== Problem details ==
Those lines of the records that contain "description" are to be located and copied.

______

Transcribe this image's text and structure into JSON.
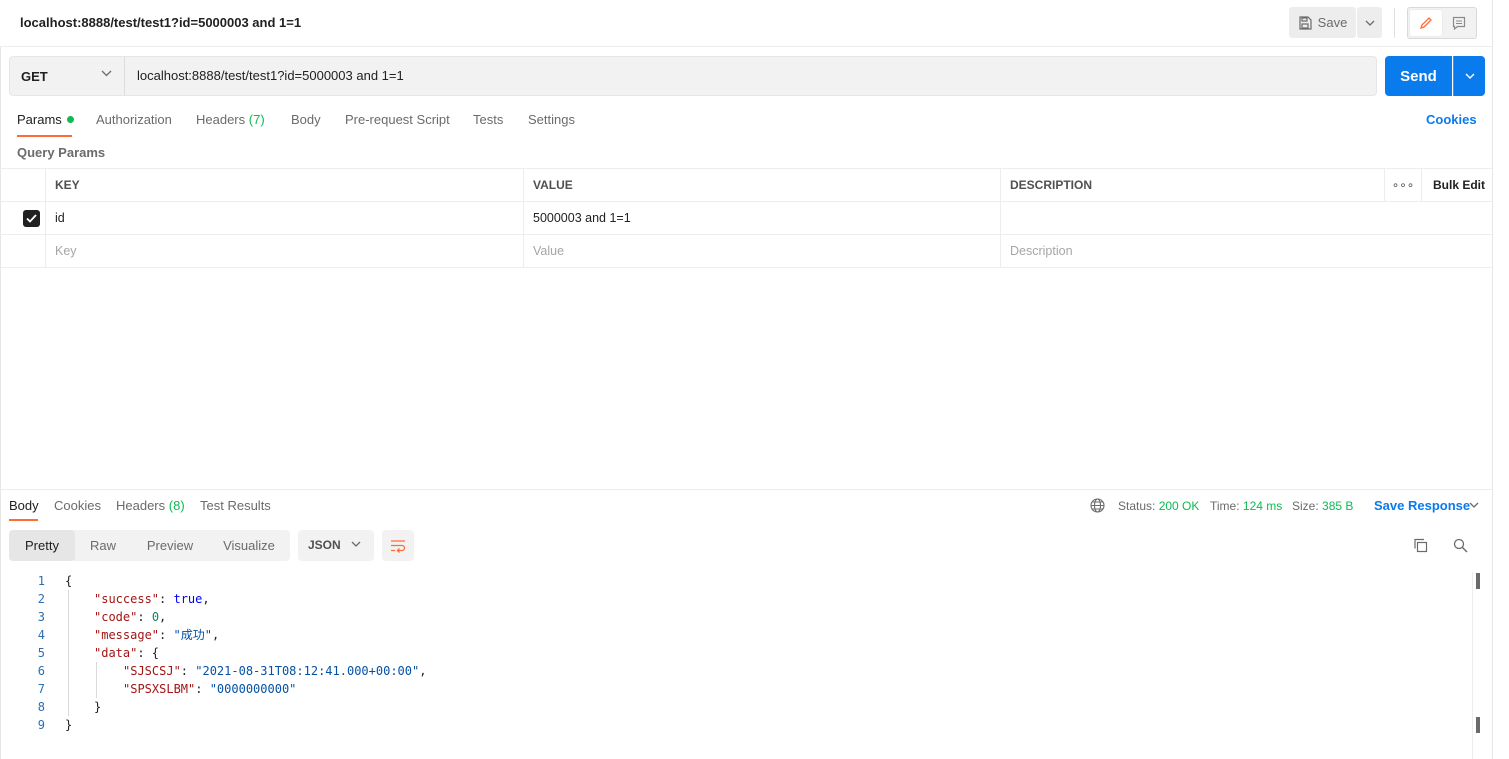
{
  "request": {
    "title": "localhost:8888/test/test1?id=5000003 and 1=1",
    "method": "GET",
    "url": "localhost:8888/test/test1?id=5000003 and 1=1",
    "save_label": "Save",
    "send_label": "Send"
  },
  "tabs": {
    "params": "Params",
    "authorization": "Authorization",
    "headers": "Headers",
    "headers_count": "(7)",
    "body": "Body",
    "prerequest": "Pre-request Script",
    "tests": "Tests",
    "settings": "Settings",
    "cookies": "Cookies"
  },
  "params": {
    "section_title": "Query Params",
    "columns": {
      "key": "KEY",
      "value": "VALUE",
      "description": "DESCRIPTION",
      "more": "∘∘∘",
      "bulk_edit": "Bulk Edit"
    },
    "rows": [
      {
        "key": "id",
        "value": "5000003 and 1=1",
        "description": "",
        "checked": true
      }
    ],
    "placeholders": {
      "key": "Key",
      "value": "Value",
      "description": "Description"
    }
  },
  "response": {
    "tabs": {
      "body": "Body",
      "cookies": "Cookies",
      "headers": "Headers",
      "headers_count": "(8)",
      "test_results": "Test Results"
    },
    "status_label": "Status:",
    "status_value": "200 OK",
    "time_label": "Time:",
    "time_value": "124 ms",
    "size_label": "Size:",
    "size_value": "385 B",
    "save_response": "Save Response",
    "views": {
      "pretty": "Pretty",
      "raw": "Raw",
      "preview": "Preview",
      "visualize": "Visualize"
    },
    "format": "JSON",
    "code": {
      "line_numbers": [
        "1",
        "2",
        "3",
        "4",
        "5",
        "6",
        "7",
        "8",
        "9"
      ],
      "open_brace": "{",
      "success_key": "\"success\"",
      "success_val": "true",
      "code_key": "\"code\"",
      "code_val": "0",
      "message_key": "\"message\"",
      "message_val": "\"成功\"",
      "data_key": "\"data\"",
      "sjscsj_key": "\"SJSCSJ\"",
      "sjscsj_val": "\"2021-08-31T08:12:41.000+00:00\"",
      "spsxslbm_key": "\"SPSXSLBM\"",
      "spsxslbm_val": "\"0000000000\"",
      "inner_close": "}",
      "close_brace": "}"
    }
  },
  "colors": {
    "accent": "#ff6c37",
    "primary": "#097bed",
    "success": "#0cbb52"
  }
}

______

== Output of the task ==
      "description": "DESCRIPTION",
        "description": "",
      "description": "Description"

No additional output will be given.